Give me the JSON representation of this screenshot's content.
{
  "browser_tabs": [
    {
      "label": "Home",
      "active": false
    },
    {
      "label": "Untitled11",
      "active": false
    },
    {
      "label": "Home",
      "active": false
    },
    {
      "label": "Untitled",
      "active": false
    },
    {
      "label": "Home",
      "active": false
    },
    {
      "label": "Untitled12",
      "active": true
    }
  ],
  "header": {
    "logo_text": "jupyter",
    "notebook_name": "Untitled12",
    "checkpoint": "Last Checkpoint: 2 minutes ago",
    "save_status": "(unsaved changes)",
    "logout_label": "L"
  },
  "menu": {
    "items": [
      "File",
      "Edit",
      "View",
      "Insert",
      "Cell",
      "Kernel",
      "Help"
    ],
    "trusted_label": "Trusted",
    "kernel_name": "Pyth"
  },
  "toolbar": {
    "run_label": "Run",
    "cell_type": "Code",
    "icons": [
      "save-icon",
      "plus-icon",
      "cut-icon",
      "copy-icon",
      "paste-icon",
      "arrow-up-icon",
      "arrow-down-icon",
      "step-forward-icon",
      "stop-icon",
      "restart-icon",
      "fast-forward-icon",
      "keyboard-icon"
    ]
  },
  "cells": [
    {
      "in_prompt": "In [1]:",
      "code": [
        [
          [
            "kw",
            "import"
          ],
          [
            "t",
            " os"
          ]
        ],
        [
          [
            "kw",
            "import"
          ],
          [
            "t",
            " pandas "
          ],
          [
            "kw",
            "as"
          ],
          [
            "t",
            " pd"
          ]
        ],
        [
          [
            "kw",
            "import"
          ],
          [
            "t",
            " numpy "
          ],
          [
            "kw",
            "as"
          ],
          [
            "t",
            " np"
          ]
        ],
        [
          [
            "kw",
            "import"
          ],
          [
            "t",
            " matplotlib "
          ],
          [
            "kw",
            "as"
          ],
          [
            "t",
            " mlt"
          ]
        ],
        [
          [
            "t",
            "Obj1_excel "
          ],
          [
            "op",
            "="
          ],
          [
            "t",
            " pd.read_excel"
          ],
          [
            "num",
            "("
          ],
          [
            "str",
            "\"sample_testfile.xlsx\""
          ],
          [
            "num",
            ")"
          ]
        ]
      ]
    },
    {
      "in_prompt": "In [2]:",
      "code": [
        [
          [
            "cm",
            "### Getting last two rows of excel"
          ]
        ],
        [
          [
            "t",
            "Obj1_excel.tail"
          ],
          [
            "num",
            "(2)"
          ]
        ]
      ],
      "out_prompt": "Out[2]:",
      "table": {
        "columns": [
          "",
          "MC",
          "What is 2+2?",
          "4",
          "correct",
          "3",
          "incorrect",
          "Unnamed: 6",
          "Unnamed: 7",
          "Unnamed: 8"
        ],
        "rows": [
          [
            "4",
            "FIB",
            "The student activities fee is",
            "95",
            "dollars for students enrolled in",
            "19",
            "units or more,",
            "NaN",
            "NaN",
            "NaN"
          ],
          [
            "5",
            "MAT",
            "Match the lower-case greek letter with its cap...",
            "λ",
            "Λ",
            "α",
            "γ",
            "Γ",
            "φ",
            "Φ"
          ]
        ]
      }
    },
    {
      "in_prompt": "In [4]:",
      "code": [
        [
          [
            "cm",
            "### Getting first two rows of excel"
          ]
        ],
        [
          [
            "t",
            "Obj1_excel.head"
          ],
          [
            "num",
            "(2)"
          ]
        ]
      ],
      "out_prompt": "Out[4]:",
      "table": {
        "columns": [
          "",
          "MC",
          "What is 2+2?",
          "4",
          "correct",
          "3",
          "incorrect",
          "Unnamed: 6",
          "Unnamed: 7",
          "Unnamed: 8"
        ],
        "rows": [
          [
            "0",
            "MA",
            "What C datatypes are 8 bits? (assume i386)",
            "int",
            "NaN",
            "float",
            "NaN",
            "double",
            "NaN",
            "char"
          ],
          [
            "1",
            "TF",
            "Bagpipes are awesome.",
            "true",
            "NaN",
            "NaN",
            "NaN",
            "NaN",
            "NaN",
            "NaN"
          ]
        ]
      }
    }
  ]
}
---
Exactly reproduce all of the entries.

Response to this task:
Give me the JSON representation of this screenshot's content.
{
  "browser_tabs": [
    {
      "label": "Home",
      "active": false
    },
    {
      "label": "Untitled11",
      "active": false
    },
    {
      "label": "Home",
      "active": false
    },
    {
      "label": "Untitled",
      "active": false
    },
    {
      "label": "Home",
      "active": false
    },
    {
      "label": "Untitled12",
      "active": true
    }
  ],
  "header": {
    "logo_text": "jupyter",
    "notebook_name": "Untitled12",
    "checkpoint": "Last Checkpoint: 2 minutes ago",
    "save_status": "(unsaved changes)",
    "logout_label": "L"
  },
  "menu": {
    "items": [
      "File",
      "Edit",
      "View",
      "Insert",
      "Cell",
      "Kernel",
      "Help"
    ],
    "trusted_label": "Trusted",
    "kernel_name": "Pyth"
  },
  "toolbar": {
    "run_label": "Run",
    "cell_type": "Code",
    "icons": [
      "save-icon",
      "plus-icon",
      "cut-icon",
      "copy-icon",
      "paste-icon",
      "arrow-up-icon",
      "arrow-down-icon",
      "step-forward-icon",
      "stop-icon",
      "restart-icon",
      "fast-forward-icon",
      "keyboard-icon"
    ]
  },
  "cells": [
    {
      "in_prompt": "In [1]:",
      "code": [
        [
          [
            "kw",
            "import"
          ],
          [
            "t",
            " os"
          ]
        ],
        [
          [
            "kw",
            "import"
          ],
          [
            "t",
            " pandas "
          ],
          [
            "kw",
            "as"
          ],
          [
            "t",
            " pd"
          ]
        ],
        [
          [
            "kw",
            "import"
          ],
          [
            "t",
            " numpy "
          ],
          [
            "kw",
            "as"
          ],
          [
            "t",
            " np"
          ]
        ],
        [
          [
            "kw",
            "import"
          ],
          [
            "t",
            " matplotlib "
          ],
          [
            "kw",
            "as"
          ],
          [
            "t",
            " mlt"
          ]
        ],
        [
          [
            "t",
            "Obj1_excel "
          ],
          [
            "op",
            "="
          ],
          [
            "t",
            " pd.read_excel"
          ],
          [
            "num",
            "("
          ],
          [
            "str",
            "\"sample_testfile.xlsx\""
          ],
          [
            "num",
            ")"
          ]
        ]
      ]
    },
    {
      "in_prompt": "In [2]:",
      "code": [
        [
          [
            "cm",
            "### Getting last two rows of excel"
          ]
        ],
        [
          [
            "t",
            "Obj1_excel.tail"
          ],
          [
            "num",
            "(2)"
          ]
        ]
      ],
      "out_prompt": "Out[2]:",
      "table": {
        "columns": [
          "",
          "MC",
          "What is 2+2?",
          "4",
          "correct",
          "3",
          "incorrect",
          "Unnamed: 6",
          "Unnamed: 7",
          "Unnamed: 8"
        ],
        "rows": [
          [
            "4",
            "FIB",
            "The student activities fee is",
            "95",
            "dollars for students enrolled in",
            "19",
            "units or more,",
            "NaN",
            "NaN",
            "NaN"
          ],
          [
            "5",
            "MAT",
            "Match the lower-case greek letter with its cap...",
            "λ",
            "Λ",
            "α",
            "γ",
            "Γ",
            "φ",
            "Φ"
          ]
        ]
      }
    },
    {
      "in_prompt": "In [4]:",
      "code": [
        [
          [
            "cm",
            "### Getting first two rows of excel"
          ]
        ],
        [
          [
            "t",
            "Obj1_excel.head"
          ],
          [
            "num",
            "(2)"
          ]
        ]
      ],
      "out_prompt": "Out[4]:",
      "table": {
        "columns": [
          "",
          "MC",
          "What is 2+2?",
          "4",
          "correct",
          "3",
          "incorrect",
          "Unnamed: 6",
          "Unnamed: 7",
          "Unnamed: 8"
        ],
        "rows": [
          [
            "0",
            "MA",
            "What C datatypes are 8 bits? (assume i386)",
            "int",
            "NaN",
            "float",
            "NaN",
            "double",
            "NaN",
            "char"
          ],
          [
            "1",
            "TF",
            "Bagpipes are awesome.",
            "true",
            "NaN",
            "NaN",
            "NaN",
            "NaN",
            "NaN",
            "NaN"
          ]
        ]
      }
    }
  ]
}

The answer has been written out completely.